African wild potato may inhibit the P-glycoprotein. Patients taking herbs and supplements for HIV/AIDS or those with antiretroviral effects should consult with a qualified healthcare professional including a pharmacist. Combined use may put patient at risk of treatment failure, viral resistance, or drug toxicity.
Aqueous extracts of the African wild potato may reduce urination and excretion of potassium and sodium. Caution is advised when combining with other herbs and supplements that increase urine flow (diuretics).
This information is based on a professional level monograph edited and peer-reviewed by contributors to the Natural Standard Research Collaboration (www.naturalstandard.com): Tracee Rae Abrams, PharmD (University of Rhode Island);Ethan Basch, MD (Memorial Sloan-Kettering Cancer Center); Chi Dam, PharmD (Northeastern University); Cathy DeFranco Kirkwood, MPH, CCCJS-MAC (MD Anderson Cancer Center); Nicole Giese, MS (Natural Standard Research Collaboration); Tamara Milkin, PharmD (Northeastern University); Adrianne Rogers, MD (Harvard Medical School); Erica Rusie, PharmD (Nova Southeastern University); Shaina Tanguay-Colucci, BS (Natural Standard Research Collaboration); Catherine Ulbricht, PharmD (Massachusetts General Hospital); Wendy Weissner, BA (Natural Standard Research Collaboration); Jen Woods, BS (Northeastern University); Sophanna K. Yong, PharmD (Massachusetts College of Pharmacy and Health Sciences).
BibliographyDISCLAIMER: Natural Standard developed the above evidence-based information based on a thorough systematic review of the available scientific articles. For comprehensive information about alternative and complementary therapies on the professional level, go to www.naturalstandard.com. Selected references are listed below.
Berges RR, Windeler J, Trampisch HJ, et al. Randomised, placebo-controlled, double-blind clinical trial of beta-sitosterol in patients with benign prostatic hyperplasia. Beta-sitosterol Study Group. Lancet 1995;345(8964):1529-1532.
Dreikorn K, Schonhofer PS. [Status of phytotherapeutic drugs in treatment of benign prostatic hyperplasia]. Urologe A 1995;34(2):119-129.
Fagelman E, Lowe FC. Herbal medications in the treatment of benign prostatic hyperplasia (BPH). Urol Clin North Am 2002;29(1):23-9, vii.
Klippel KF, Hiltl DM, Schipp B. A multicentric, placebo-controlled, double-blind clinical trial of beta-sitosterol (phytosterol) for the treatment of benign prostatic hyperplasia.

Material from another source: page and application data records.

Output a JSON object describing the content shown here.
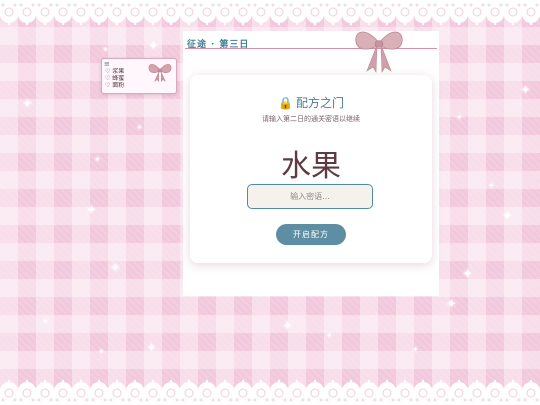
{
  "panel": {
    "title": "征途 · 第三日"
  },
  "note_card": {
    "marker": "≡",
    "lines": [
      "♡ 浆果",
      "♡ 蜂蜜",
      "♡ 面粉"
    ],
    "line_suffix": "3"
  },
  "card": {
    "heading": "配方之门",
    "subtitle": "请输入第二日的通关密语以继续",
    "clue": "水果",
    "input": {
      "placeholder": "输入密语...",
      "value": ""
    },
    "button_label": "开启配方"
  },
  "icons": {
    "lock": "lock-icon",
    "bow": "ribbon-bow-icon",
    "sparkle": "sparkle-icon",
    "lace": "lace-border"
  },
  "colors": {
    "background_pink": "#f2c9dc",
    "accent_teal": "#4f8ba5",
    "button": "#5d8ea3",
    "clue_text": "#5e3b43",
    "bow": "#d4a3ad"
  }
}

German BPH-Phyto Study group. Br J Urol 1997;80(3):427-432.
Lowe FC, Fagelman E. Phytotherapy in the treatment of benign prostatic hyperplasia. Curr Opin Urol 2002;12(1):15-18.

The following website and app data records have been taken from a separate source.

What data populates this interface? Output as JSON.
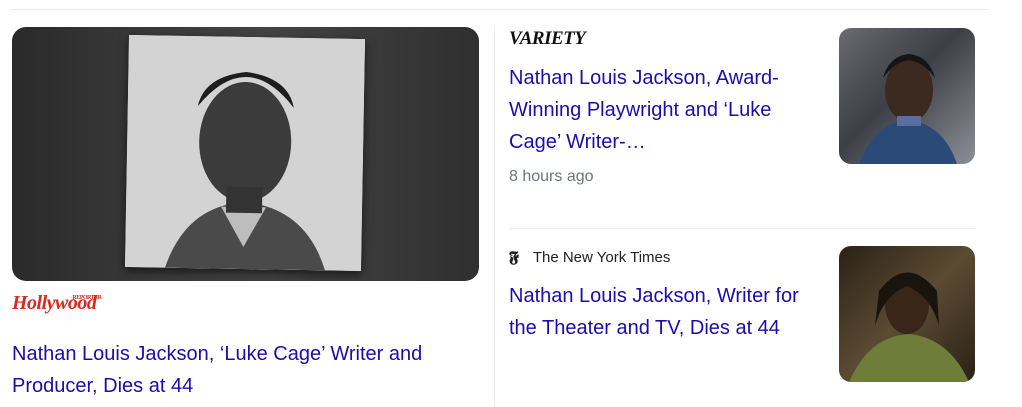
{
  "main_story": {
    "source": "Hollywood",
    "source_tag": "REPORTER",
    "title": "Nathan Louis Jackson, ‘Luke Cage’ Writer and Producer, Dies at 44"
  },
  "stories": [
    {
      "source": "VARIETY",
      "title": "Nathan Louis Jackson, Award-Winning Playwright and ‘Luke Cage’ Writer-…",
      "time": "8 hours ago"
    },
    {
      "source_icon": "𝕱",
      "source": "The New York Times",
      "title": "Nathan Louis Jackson, Writer for the Theater and TV, Dies at 44"
    }
  ],
  "colors": {
    "link": "#1a0dab",
    "thr_red": "#d82a1e",
    "meta": "#70757a"
  }
}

Lowe FC. Phytotherapy in the management of benign prostatic hyperplasia. Urology 2001;58(6 Suppl 1):71-76.
Mills E, Foster BC, Heeswijk RV, et al. Impact of African herbal medicines on antiretroviral metabolism. AIDS 2005;19(1):95-97.
Musabayane CT, Xozwa K, Ojewole JA. Effects of Hypoxis hemerocallidea (Fisch. & C.A. Mey.) [Hypoxidaceae] corm (African Potato) aqueous extract on renal electrolyte and fluid handling in the rat. Ren Fail 2005;27(6):763-770.
Ojewole JA. Antinociceptive, anti-inflammatory and antidiabetic properties of Hypoxis hemerocallidea Fisch. & C.A. Mey. (Hypoxidaceae) corm ['African Potato'] aqueous extract in mice and rats. J Ethnopharmacol 2006;103(1):126-134.
Risa J, Risa A, Adsersen A, et al. Screening of plants used in southern Africa for epilepsy and convulsions in the GABAA-benzodiazepine receptor assay. J Ethnopharmacol 2004;93(2-3):177-182.
Vahlensieck W, Jr. [With alpha blockers, finasteride and nettle root against benign prostatic hyperplasia. Which patients are helped by conservative therapy?]. MMW Fortschr Med 2002;144(16):33-36.
Wilt TJ, Ishani A, Rutks I, et al. Phytotherapy for benign prostatic hyperplasia. Public Health Nutr 2000;3(4A):459-472.
Remember, keep this and all other medicines out of the reach of children, never share your medicines with others, and use this medication only for the indication prescribed.